== PROVIDED MATERIAL ==

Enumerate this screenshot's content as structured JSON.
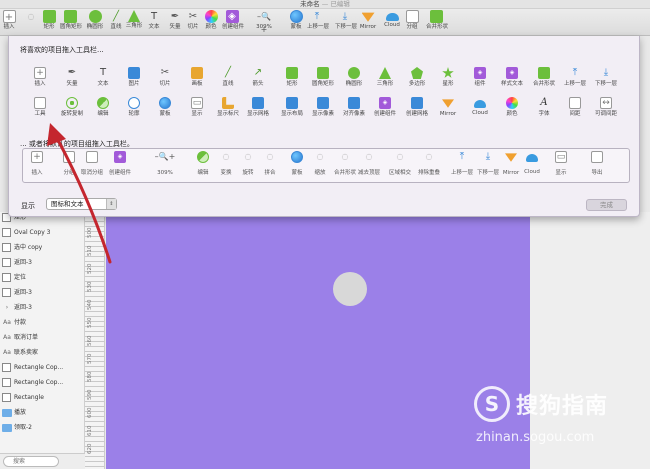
{
  "window": {
    "title": "未命名",
    "edited": "— 已编辑"
  },
  "app_toolbar": [
    {
      "label": "插入",
      "icon": "plus-icon"
    },
    {
      "label": "",
      "icon": "brush-icon"
    },
    {
      "label": "矩形",
      "icon": "rectangle-icon"
    },
    {
      "label": "圆角矩形",
      "icon": "rounded-rectangle-icon"
    },
    {
      "label": "椭圆形",
      "icon": "oval-icon"
    },
    {
      "label": "直线",
      "icon": "line-icon"
    },
    {
      "label": "三角形",
      "icon": "triangle-icon"
    },
    {
      "label": "文本",
      "icon": "text-icon"
    },
    {
      "label": "矢量",
      "icon": "vector-icon"
    },
    {
      "label": "切片",
      "icon": "slice-icon"
    },
    {
      "label": "颜色",
      "icon": "color-icon"
    },
    {
      "label": "创建组件",
      "icon": "create-symbol-icon"
    },
    {
      "label": "309%",
      "icon": "zoom-icon"
    },
    {
      "label": "蒙板",
      "icon": "mask-icon"
    },
    {
      "label": "上移一层",
      "icon": "forward-icon"
    },
    {
      "label": "下移一层",
      "icon": "backward-icon"
    },
    {
      "label": "Mirror",
      "icon": "mirror-icon"
    },
    {
      "label": "Cloud",
      "icon": "cloud-icon"
    },
    {
      "label": "分组",
      "icon": "group-icon"
    },
    {
      "label": "合并形状",
      "icon": "combine-shapes-icon"
    }
  ],
  "customize": {
    "title": "将喜欢的项目拖入工具栏...",
    "row1": [
      {
        "label": "插入",
        "icon": "plus-icon"
      },
      {
        "label": "矢量",
        "icon": "vector-icon"
      },
      {
        "label": "文本",
        "icon": "text-icon"
      },
      {
        "label": "图片",
        "icon": "image-icon"
      },
      {
        "label": "切片",
        "icon": "slice-icon"
      },
      {
        "label": "画板",
        "icon": "artboard-icon"
      },
      {
        "label": "直线",
        "icon": "line-icon"
      },
      {
        "label": "箭头",
        "icon": "arrow-icon"
      },
      {
        "label": "矩形",
        "icon": "rectangle-icon"
      },
      {
        "label": "圆角矩形",
        "icon": "rounded-rectangle-icon"
      },
      {
        "label": "椭圆形",
        "icon": "oval-icon"
      },
      {
        "label": "三角形",
        "icon": "triangle-icon"
      },
      {
        "label": "多边形",
        "icon": "polygon-icon"
      },
      {
        "label": "星形",
        "icon": "star-icon"
      },
      {
        "label": "组件",
        "icon": "symbol-icon"
      },
      {
        "label": "样式文本",
        "icon": "styled-text-icon"
      },
      {
        "label": "合并形状",
        "icon": "combine-shapes-icon"
      },
      {
        "label": "上移一层",
        "icon": "forward-icon"
      },
      {
        "label": "下移一层",
        "icon": "backward-icon"
      }
    ],
    "row2": [
      {
        "label": "工具",
        "icon": "tools-icon"
      },
      {
        "label": "旋转复制",
        "icon": "rotate-copies-icon"
      },
      {
        "label": "编辑",
        "icon": "edit-icon"
      },
      {
        "label": "轮廓",
        "icon": "outline-icon"
      },
      {
        "label": "蒙板",
        "icon": "mask-icon"
      },
      {
        "label": "显示",
        "icon": "view-icon"
      },
      {
        "label": "显示标尺",
        "icon": "show-rulers-icon"
      },
      {
        "label": "显示网格",
        "icon": "show-grid-icon"
      },
      {
        "label": "显示布局",
        "icon": "show-layout-icon"
      },
      {
        "label": "显示像素",
        "icon": "show-pixels-icon"
      },
      {
        "label": "对齐像素",
        "icon": "align-pixels-icon"
      },
      {
        "label": "创建组件",
        "icon": "create-symbol-icon"
      },
      {
        "label": "创建网格",
        "icon": "make-grid-icon"
      },
      {
        "label": "Mirror",
        "icon": "mirror-icon"
      },
      {
        "label": "Cloud",
        "icon": "cloud-icon"
      },
      {
        "label": "颜色",
        "icon": "color-icon"
      },
      {
        "label": "字体",
        "icon": "font-icon"
      },
      {
        "label": "间距",
        "icon": "space-icon"
      },
      {
        "label": "可调间距",
        "icon": "flexible-space-icon"
      }
    ],
    "default_title": "... 或者将默认的项目组拖入工具栏。",
    "default_set": [
      {
        "label": "插入",
        "icon": "plus-icon"
      },
      {
        "label": "分组",
        "icon": "group-icon"
      },
      {
        "label": "取消分组",
        "icon": "ungroup-icon"
      },
      {
        "label": "创建组件",
        "icon": "create-symbol-icon"
      },
      {
        "label": "309%",
        "icon": "zoom-icon"
      },
      {
        "label": "编辑",
        "icon": "edit-icon"
      },
      {
        "label": "变换",
        "icon": "transform-icon"
      },
      {
        "label": "旋转",
        "icon": "rotate-icon"
      },
      {
        "label": "拼合",
        "icon": "flatten-icon"
      },
      {
        "label": "蒙板",
        "icon": "mask-icon"
      },
      {
        "label": "缩放",
        "icon": "scale-icon"
      },
      {
        "label": "合并形状",
        "icon": "union-icon"
      },
      {
        "label": "减去顶层",
        "icon": "subtract-icon"
      },
      {
        "label": "区域相交",
        "icon": "intersect-icon"
      },
      {
        "label": "排除重叠",
        "icon": "difference-icon"
      },
      {
        "label": "上移一层",
        "icon": "forward-icon"
      },
      {
        "label": "下移一层",
        "icon": "backward-icon"
      },
      {
        "label": "Mirror",
        "icon": "mirror-icon"
      },
      {
        "label": "Cloud",
        "icon": "cloud-icon"
      },
      {
        "label": "显示",
        "icon": "view-icon"
      },
      {
        "label": "导出",
        "icon": "export-icon"
      }
    ],
    "show_label": "显示",
    "show_value": "图标和文本",
    "done_label": "完成"
  },
  "layers": [
    {
      "name": "矩形",
      "icon": "box"
    },
    {
      "name": "Oval Copy 3",
      "icon": "box"
    },
    {
      "name": "选中 copy",
      "icon": "box"
    },
    {
      "name": "返回-3",
      "icon": "box"
    },
    {
      "name": "定位",
      "icon": "box"
    },
    {
      "name": "返回-3",
      "icon": "box"
    },
    {
      "name": "返回-3",
      "icon": "chevron"
    },
    {
      "name": "付款",
      "icon": "text"
    },
    {
      "name": "取消订单",
      "icon": "text"
    },
    {
      "name": "联系卖家",
      "icon": "text"
    },
    {
      "name": "Rectangle Cop...",
      "icon": "box"
    },
    {
      "name": "Rectangle Cop...",
      "icon": "box"
    },
    {
      "name": "Rectangle",
      "icon": "box"
    },
    {
      "name": "播放",
      "icon": "folder"
    },
    {
      "name": "领取-2",
      "icon": "folder"
    }
  ],
  "ruler": [
    "500",
    "510",
    "520",
    "530",
    "540",
    "550",
    "560",
    "570",
    "580",
    "590",
    "600",
    "610",
    "620"
  ],
  "search_placeholder": "搜索",
  "watermark": {
    "brand_cn": "搜狗指南",
    "url": "zhinan.sogou.com",
    "logo_letter": "S"
  },
  "colors": {
    "artboard": "#9b80e8",
    "accent_green": "#6cbf3c",
    "annotation": "#c4262e"
  }
}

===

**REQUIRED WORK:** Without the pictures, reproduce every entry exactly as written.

**TASK SOLUTION:**
Enumerate this screenshot's content as structured JSON.
{
  "window": {
    "title": "未命名",
    "edited": "— 已编辑"
  },
  "app_toolbar": [
    {
      "label": "插入",
      "icon": "plus-icon"
    },
    {
      "label": "",
      "icon": "brush-icon"
    },
    {
      "label": "矩形",
      "icon": "rectangle-icon"
    },
    {
      "label": "圆角矩形",
      "icon": "rounded-rectangle-icon"
    },
    {
      "label": "椭圆形",
      "icon": "oval-icon"
    },
    {
      "label": "直线",
      "icon": "line-icon"
    },
    {
      "label": "三角形",
      "icon": "triangle-icon"
    },
    {
      "label": "文本",
      "icon": "text-icon"
    },
    {
      "label": "矢量",
      "icon": "vector-icon"
    },
    {
      "label": "切片",
      "icon": "slice-icon"
    },
    {
      "label": "颜色",
      "icon": "color-icon"
    },
    {
      "label": "创建组件",
      "icon": "create-symbol-icon"
    },
    {
      "label": "309%",
      "icon": "zoom-icon"
    },
    {
      "label": "蒙板",
      "icon": "mask-icon"
    },
    {
      "label": "上移一层",
      "icon": "forward-icon"
    },
    {
      "label": "下移一层",
      "icon": "backward-icon"
    },
    {
      "label": "Mirror",
      "icon": "mirror-icon"
    },
    {
      "label": "Cloud",
      "icon": "cloud-icon"
    },
    {
      "label": "分组",
      "icon": "group-icon"
    },
    {
      "label": "合并形状",
      "icon": "combine-shapes-icon"
    }
  ],
  "customize": {
    "title": "将喜欢的项目拖入工具栏...",
    "row1": [
      {
        "label": "插入",
        "icon": "plus-icon"
      },
      {
        "label": "矢量",
        "icon": "vector-icon"
      },
      {
        "label": "文本",
        "icon": "text-icon"
      },
      {
        "label": "图片",
        "icon": "image-icon"
      },
      {
        "label": "切片",
        "icon": "slice-icon"
      },
      {
        "label": "画板",
        "icon": "artboard-icon"
      },
      {
        "label": "直线",
        "icon": "line-icon"
      },
      {
        "label": "箭头",
        "icon": "arrow-icon"
      },
      {
        "label": "矩形",
        "icon": "rectangle-icon"
      },
      {
        "label": "圆角矩形",
        "icon": "rounded-rectangle-icon"
      },
      {
        "label": "椭圆形",
        "icon": "oval-icon"
      },
      {
        "label": "三角形",
        "icon": "triangle-icon"
      },
      {
        "label": "多边形",
        "icon": "polygon-icon"
      },
      {
        "label": "星形",
        "icon": "star-icon"
      },
      {
        "label": "组件",
        "icon": "symbol-icon"
      },
      {
        "label": "样式文本",
        "icon": "styled-text-icon"
      },
      {
        "label": "合并形状",
        "icon": "combine-shapes-icon"
      },
      {
        "label": "上移一层",
        "icon": "forward-icon"
      },
      {
        "label": "下移一层",
        "icon": "backward-icon"
      }
    ],
    "row2": [
      {
        "label": "工具",
        "icon": "tools-icon"
      },
      {
        "label": "旋转复制",
        "icon": "rotate-copies-icon"
      },
      {
        "label": "编辑",
        "icon": "edit-icon"
      },
      {
        "label": "轮廓",
        "icon": "outline-icon"
      },
      {
        "label": "蒙板",
        "icon": "mask-icon"
      },
      {
        "label": "显示",
        "icon": "view-icon"
      },
      {
        "label": "显示标尺",
        "icon": "show-rulers-icon"
      },
      {
        "label": "显示网格",
        "icon": "show-grid-icon"
      },
      {
        "label": "显示布局",
        "icon": "show-layout-icon"
      },
      {
        "label": "显示像素",
        "icon": "show-pixels-icon"
      },
      {
        "label": "对齐像素",
        "icon": "align-pixels-icon"
      },
      {
        "label": "创建组件",
        "icon": "create-symbol-icon"
      },
      {
        "label": "创建网格",
        "icon": "make-grid-icon"
      },
      {
        "label": "Mirror",
        "icon": "mirror-icon"
      },
      {
        "label": "Cloud",
        "icon": "cloud-icon"
      },
      {
        "label": "颜色",
        "icon": "color-icon"
      },
      {
        "label": "字体",
        "icon": "font-icon"
      },
      {
        "label": "间距",
        "icon": "space-icon"
      },
      {
        "label": "可调间距",
        "icon": "flexible-space-icon"
      }
    ],
    "default_title": "... 或者将默认的项目组拖入工具栏。",
    "default_set": [
      {
        "label": "插入",
        "icon": "plus-icon"
      },
      {
        "label": "分组",
        "icon": "group-icon"
      },
      {
        "label": "取消分组",
        "icon": "ungroup-icon"
      },
      {
        "label": "创建组件",
        "icon": "create-symbol-icon"
      },
      {
        "label": "309%",
        "icon": "zoom-icon"
      },
      {
        "label": "编辑",
        "icon": "edit-icon"
      },
      {
        "label": "变换",
        "icon": "transform-icon"
      },
      {
        "label": "旋转",
        "icon": "rotate-icon"
      },
      {
        "label": "拼合",
        "icon": "flatten-icon"
      },
      {
        "label": "蒙板",
        "icon": "mask-icon"
      },
      {
        "label": "缩放",
        "icon": "scale-icon"
      },
      {
        "label": "合并形状",
        "icon": "union-icon"
      },
      {
        "label": "减去顶层",
        "icon": "subtract-icon"
      },
      {
        "label": "区域相交",
        "icon": "intersect-icon"
      },
      {
        "label": "排除重叠",
        "icon": "difference-icon"
      },
      {
        "label": "上移一层",
        "icon": "forward-icon"
      },
      {
        "label": "下移一层",
        "icon": "backward-icon"
      },
      {
        "label": "Mirror",
        "icon": "mirror-icon"
      },
      {
        "label": "Cloud",
        "icon": "cloud-icon"
      },
      {
        "label": "显示",
        "icon": "view-icon"
      },
      {
        "label": "导出",
        "icon": "export-icon"
      }
    ],
    "show_label": "显示",
    "show_value": "图标和文本",
    "done_label": "完成"
  },
  "layers": [
    {
      "name": "矩形",
      "icon": "box"
    },
    {
      "name": "Oval Copy 3",
      "icon": "box"
    },
    {
      "name": "选中 copy",
      "icon": "box"
    },
    {
      "name": "返回-3",
      "icon": "box"
    },
    {
      "name": "定位",
      "icon": "box"
    },
    {
      "name": "返回-3",
      "icon": "box"
    },
    {
      "name": "返回-3",
      "icon": "chevron"
    },
    {
      "name": "付款",
      "icon": "text"
    },
    {
      "name": "取消订单",
      "icon": "text"
    },
    {
      "name": "联系卖家",
      "icon": "text"
    },
    {
      "name": "Rectangle Cop...",
      "icon": "box"
    },
    {
      "name": "Rectangle Cop...",
      "icon": "box"
    },
    {
      "name": "Rectangle",
      "icon": "box"
    },
    {
      "name": "播放",
      "icon": "folder"
    },
    {
      "name": "领取-2",
      "icon": "folder"
    }
  ],
  "ruler": [
    "500",
    "510",
    "520",
    "530",
    "540",
    "550",
    "560",
    "570",
    "580",
    "590",
    "600",
    "610",
    "620"
  ],
  "search_placeholder": "搜索",
  "watermark": {
    "brand_cn": "搜狗指南",
    "url": "zhinan.sogou.com",
    "logo_letter": "S"
  },
  "colors": {
    "artboard": "#9b80e8",
    "accent_green": "#6cbf3c",
    "annotation": "#c4262e"
  }
}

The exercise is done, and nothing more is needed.